This story is reposted with additional information
BRISTOL – Close to 1,000 Catholic school teachers and administrators heard a variety of speakers during the two-day 2015 Catholic Educators Faith Conference March 23 and 24 at St. Paul Catholic High School. The event is hosted each year by the Office of Catholic Schools.
Reflecting the theme “The Joy of the Gospel in Catholic Schools,” the conference began with a Mass March 23 celebrated by Archbishop Leonard P. Blair and concelebrated by Msgr. Thomas Ginty, pastor of St. Matthew Parish, Forestville; Jesuit Father (and keynote speaker) Joseph O’Keefe, professor of education at Boston College; Father John L. Lavorgna, master of ceremonies, secretary to the archbishop and assistant chancellor of the Archdiocese of Hartford; Father Alexander Avendano, chaplain of St. Paul Catholic High School; and Father Jeffrey V. Romans, pastor of St. Bridget Parish, Cheshire.
Archbishop Blair also was the principal celebrant of the Mass on March 24. Concelebrants were Father O’Keefe; Msgr. Ginty; Father Michael T. Casey, parochial vicar at St. James Parish, Manchester; Father Stephen M. Sledesky, pastor of St. Bridget Parish, Manchester, and Distinguished Catholic Elementary School Pastor for the 2014-15 school year; and Father Avendano.
The guest choir was made up of consecrated women religious, which Archbishop Blair remarked was fitting during this Year of Consecrated Life, as proclaimed by Pope Francis.
“We all know it’s the sisters who are the foundation of Catholic school education,” the archbishop said.
Repeating remarks made days earlier at the Archbishop’s St. Patrick’s Day Breakfast, Archbishop Blair said, “It’s no secret that schools across Connecticut, both Catholic and public, are facing challenges of declining enrollment as a result of several factors, primarily demographic and economic.”
He said he is working with pastors and school communities to find creative solutions “so as to preserve and improve the treasure of Catholic school education in the archdiocese.”
Archbishop Blair offered remarks on the Gospel reading (John 8:1-11) as an example of effective teaching by Jesus.

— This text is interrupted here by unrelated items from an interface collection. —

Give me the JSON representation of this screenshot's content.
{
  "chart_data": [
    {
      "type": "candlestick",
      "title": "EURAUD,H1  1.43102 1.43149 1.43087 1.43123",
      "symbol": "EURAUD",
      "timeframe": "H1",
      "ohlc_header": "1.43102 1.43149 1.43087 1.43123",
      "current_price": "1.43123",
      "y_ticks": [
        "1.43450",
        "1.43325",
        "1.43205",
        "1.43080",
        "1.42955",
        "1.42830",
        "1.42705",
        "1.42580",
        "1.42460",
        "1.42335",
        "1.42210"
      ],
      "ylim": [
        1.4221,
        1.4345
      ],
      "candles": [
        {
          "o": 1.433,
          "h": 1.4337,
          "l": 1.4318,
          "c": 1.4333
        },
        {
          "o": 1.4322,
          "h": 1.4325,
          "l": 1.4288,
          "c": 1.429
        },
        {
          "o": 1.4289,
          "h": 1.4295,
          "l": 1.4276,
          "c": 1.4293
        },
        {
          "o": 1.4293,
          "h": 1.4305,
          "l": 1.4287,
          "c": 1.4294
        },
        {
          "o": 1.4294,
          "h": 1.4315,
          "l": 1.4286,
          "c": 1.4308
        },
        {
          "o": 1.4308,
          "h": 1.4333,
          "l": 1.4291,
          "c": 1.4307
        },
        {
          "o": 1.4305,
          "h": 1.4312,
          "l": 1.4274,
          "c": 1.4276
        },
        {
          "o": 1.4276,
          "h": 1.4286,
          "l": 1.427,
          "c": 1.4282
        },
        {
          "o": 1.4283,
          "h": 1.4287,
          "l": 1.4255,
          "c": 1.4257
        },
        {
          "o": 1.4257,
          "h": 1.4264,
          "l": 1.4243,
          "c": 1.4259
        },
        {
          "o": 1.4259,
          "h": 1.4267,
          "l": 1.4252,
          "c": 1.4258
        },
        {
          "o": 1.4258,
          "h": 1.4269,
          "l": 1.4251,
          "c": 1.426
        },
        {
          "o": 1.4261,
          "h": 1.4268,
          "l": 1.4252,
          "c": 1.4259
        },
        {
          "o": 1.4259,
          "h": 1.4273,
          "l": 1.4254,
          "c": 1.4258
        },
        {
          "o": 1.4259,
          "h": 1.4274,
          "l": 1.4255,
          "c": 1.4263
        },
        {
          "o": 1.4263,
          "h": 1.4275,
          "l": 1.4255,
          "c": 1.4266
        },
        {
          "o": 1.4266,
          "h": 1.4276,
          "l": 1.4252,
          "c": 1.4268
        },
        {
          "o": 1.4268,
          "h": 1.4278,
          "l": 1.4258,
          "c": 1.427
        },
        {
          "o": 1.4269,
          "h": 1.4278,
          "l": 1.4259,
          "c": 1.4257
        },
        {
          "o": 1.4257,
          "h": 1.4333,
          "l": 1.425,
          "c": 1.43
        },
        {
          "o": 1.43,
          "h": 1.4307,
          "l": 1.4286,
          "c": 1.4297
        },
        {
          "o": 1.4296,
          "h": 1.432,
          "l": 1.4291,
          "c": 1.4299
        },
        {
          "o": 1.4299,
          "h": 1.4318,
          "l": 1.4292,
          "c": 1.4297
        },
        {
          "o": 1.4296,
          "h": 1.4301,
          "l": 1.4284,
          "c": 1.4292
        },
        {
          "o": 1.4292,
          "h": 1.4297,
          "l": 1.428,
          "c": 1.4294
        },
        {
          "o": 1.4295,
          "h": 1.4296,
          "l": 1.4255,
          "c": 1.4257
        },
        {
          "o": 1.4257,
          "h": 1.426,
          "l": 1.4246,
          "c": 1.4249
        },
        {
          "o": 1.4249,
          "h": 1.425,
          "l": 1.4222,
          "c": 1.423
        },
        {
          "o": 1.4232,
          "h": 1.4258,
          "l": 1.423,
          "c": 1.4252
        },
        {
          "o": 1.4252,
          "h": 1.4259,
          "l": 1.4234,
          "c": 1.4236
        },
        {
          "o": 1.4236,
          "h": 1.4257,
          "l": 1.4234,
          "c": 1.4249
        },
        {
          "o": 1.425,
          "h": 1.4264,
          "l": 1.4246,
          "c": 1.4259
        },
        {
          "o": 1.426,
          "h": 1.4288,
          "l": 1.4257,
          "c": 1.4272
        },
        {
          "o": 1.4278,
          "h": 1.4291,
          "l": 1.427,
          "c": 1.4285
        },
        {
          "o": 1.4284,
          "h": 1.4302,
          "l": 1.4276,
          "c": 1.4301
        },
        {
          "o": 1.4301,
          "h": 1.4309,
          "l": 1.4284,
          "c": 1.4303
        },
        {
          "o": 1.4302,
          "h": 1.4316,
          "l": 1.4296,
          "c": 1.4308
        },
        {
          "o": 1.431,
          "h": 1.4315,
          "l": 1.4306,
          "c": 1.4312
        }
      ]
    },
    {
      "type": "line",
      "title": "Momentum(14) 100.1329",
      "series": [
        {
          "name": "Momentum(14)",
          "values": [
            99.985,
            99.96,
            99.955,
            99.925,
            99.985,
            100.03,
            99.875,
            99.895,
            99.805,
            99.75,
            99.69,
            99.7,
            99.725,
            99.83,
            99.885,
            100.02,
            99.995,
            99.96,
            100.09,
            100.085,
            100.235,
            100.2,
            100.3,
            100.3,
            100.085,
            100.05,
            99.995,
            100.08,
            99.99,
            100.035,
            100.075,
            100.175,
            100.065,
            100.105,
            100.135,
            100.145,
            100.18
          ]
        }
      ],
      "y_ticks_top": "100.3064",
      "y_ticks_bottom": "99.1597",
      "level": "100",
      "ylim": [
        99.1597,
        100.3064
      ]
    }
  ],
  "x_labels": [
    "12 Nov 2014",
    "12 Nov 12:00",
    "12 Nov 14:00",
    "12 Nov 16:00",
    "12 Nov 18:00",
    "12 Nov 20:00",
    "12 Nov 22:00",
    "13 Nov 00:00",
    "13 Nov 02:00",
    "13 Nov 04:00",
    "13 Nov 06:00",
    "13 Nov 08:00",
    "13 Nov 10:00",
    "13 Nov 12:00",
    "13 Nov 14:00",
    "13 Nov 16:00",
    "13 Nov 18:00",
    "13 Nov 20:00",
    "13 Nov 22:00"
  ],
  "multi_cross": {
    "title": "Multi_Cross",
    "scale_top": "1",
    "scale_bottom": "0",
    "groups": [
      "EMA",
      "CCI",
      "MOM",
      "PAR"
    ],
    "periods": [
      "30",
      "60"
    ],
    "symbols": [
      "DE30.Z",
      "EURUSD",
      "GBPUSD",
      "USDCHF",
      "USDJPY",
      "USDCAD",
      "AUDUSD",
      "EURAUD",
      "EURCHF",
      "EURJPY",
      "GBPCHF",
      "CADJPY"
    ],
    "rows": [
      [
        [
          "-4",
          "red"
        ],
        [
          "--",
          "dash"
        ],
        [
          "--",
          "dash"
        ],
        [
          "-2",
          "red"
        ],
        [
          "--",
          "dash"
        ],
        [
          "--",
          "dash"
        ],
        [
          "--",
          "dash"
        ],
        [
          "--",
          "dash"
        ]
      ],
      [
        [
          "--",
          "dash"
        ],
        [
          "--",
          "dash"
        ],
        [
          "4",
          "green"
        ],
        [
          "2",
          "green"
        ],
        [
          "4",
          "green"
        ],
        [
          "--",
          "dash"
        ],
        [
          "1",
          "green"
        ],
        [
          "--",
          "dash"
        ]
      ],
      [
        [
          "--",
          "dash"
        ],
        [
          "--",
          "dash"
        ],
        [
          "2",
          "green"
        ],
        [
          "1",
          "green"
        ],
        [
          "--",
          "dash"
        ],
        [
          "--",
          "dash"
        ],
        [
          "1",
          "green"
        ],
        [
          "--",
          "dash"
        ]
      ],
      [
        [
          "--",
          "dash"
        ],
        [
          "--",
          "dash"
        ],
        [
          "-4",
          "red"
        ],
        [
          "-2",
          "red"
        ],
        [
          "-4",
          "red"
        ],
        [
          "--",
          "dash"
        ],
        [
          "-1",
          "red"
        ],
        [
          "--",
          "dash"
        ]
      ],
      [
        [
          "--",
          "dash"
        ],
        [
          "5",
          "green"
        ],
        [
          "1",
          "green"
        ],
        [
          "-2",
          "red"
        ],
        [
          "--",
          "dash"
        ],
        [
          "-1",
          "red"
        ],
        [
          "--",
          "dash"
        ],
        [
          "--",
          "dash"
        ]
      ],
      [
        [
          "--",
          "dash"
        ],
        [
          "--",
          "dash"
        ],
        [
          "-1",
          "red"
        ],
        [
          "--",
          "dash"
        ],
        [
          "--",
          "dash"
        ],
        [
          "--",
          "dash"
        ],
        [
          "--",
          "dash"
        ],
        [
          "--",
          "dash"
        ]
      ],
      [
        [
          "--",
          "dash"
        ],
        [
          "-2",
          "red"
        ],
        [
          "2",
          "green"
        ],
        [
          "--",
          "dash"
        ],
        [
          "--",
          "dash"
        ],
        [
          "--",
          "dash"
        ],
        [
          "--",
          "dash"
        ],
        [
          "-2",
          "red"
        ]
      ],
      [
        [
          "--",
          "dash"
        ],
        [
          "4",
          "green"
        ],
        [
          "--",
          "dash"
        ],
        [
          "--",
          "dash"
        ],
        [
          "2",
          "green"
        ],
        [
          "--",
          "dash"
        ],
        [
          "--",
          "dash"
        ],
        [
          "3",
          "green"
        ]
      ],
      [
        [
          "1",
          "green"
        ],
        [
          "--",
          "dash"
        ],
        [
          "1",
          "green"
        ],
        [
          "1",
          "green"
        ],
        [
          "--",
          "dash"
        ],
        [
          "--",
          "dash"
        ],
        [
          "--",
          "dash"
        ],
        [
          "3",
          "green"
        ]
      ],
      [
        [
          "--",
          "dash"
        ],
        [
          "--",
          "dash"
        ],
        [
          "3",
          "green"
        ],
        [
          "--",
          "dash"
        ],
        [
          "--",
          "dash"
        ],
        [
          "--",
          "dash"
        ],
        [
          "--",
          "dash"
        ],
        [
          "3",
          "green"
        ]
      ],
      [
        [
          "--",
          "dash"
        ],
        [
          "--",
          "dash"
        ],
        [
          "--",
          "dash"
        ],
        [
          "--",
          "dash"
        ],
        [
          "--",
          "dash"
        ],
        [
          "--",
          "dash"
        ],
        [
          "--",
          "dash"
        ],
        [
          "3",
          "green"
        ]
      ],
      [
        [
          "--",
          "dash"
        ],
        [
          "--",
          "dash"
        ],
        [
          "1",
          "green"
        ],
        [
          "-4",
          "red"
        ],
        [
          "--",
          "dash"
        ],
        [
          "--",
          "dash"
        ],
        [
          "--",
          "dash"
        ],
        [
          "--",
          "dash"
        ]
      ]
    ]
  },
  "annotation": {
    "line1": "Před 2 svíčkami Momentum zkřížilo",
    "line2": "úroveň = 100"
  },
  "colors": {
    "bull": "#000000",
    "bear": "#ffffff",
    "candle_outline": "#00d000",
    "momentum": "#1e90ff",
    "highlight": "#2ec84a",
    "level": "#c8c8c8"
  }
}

When scribes and Pharisees asked Jesus if he agreed with the law of Moses ordering that adulterers be put to death by stoning, Jesus bent down and wrote with his finger in the dirt, then suggested that the person who is free from sin cast the first stone.
“God loves us despite sin,” the archbishop said. “God also forgives others who have sinned against us.” No one knows what Jesus was writing in the dirt, but, Archbishop Blair said, “Let us be prepared to receive what God has to give.”
At the end of the Mass, superintendent of Catholic schools Dr. Dale R. Hoyt presented Archbishop Blair with a sweatshirt emblazoned with the new logo for Catholic schools: “Believe, learn and excel.”
The conference included a breakfast followed by Father O’Keefe’s remarks on how Pope Francis’ message in his book The Joy of the Gospel pertains to Catholic education.
Father O’Keefe’s talk on both days was followed by a panel discussion. Panelists on March 23 were Father Romans, former assistant chancellor and secretary to the archbishop, pastor of St. Bridget School, Cheshire, former board member at St. Matthew School, Forestville, and former spiritual director at St. Peter-St. Francis School, Torrington; Maria Testa, St. Stephen School, Hamden, an archdiocesan Distinguished School Administrator; Edward Goad, a teacher at St. Bernadette School, New Haven; Jennifer Furlong, a teacher at St. Thomas School, Southington; and Deborah Mulhall, a teacher at St. Mary Magdalen School, Oakville.
Panelists on March 24 were Father Michael Casey, parochial vicar at St. James Parish, Manchester; Margaret R. Williamson, principal at Northwest Catholic High School, West Hartford; Helen Treacy, principal at St. Augustine School, Hartford; Eileen Carroll, a teacher at St. Bridget School, Manchester; and Samuel Todzia, a teacher at St. Paul Catholic High School.
In addition, more than 80 educators were honored for their years of service, from 10 years to 50 years.
Dr. Hoyt told the Transcript that the meaning of this year’s theme is, “How do we live the joy of the Gospel in the classroom? How do we live the joy of the Gospel to our students? And how can we instill joy in the teachers themselves so they can spread that joy as Catholic school educators?”
Franciscan Sister of the Eucharist Mary Kolbe Heffern, director of faith formation at the Office of Catholic Schools and coordinator of the conference, said she hoped attendees would “feel more energized and enthusiastic about all they do day to day as Catholic school educators.”
Patricia Devanney, principal of St. Anthony School, Winsted, said, “I come every year. It makes me feel refreshed and renewed. It’s very inspiring.”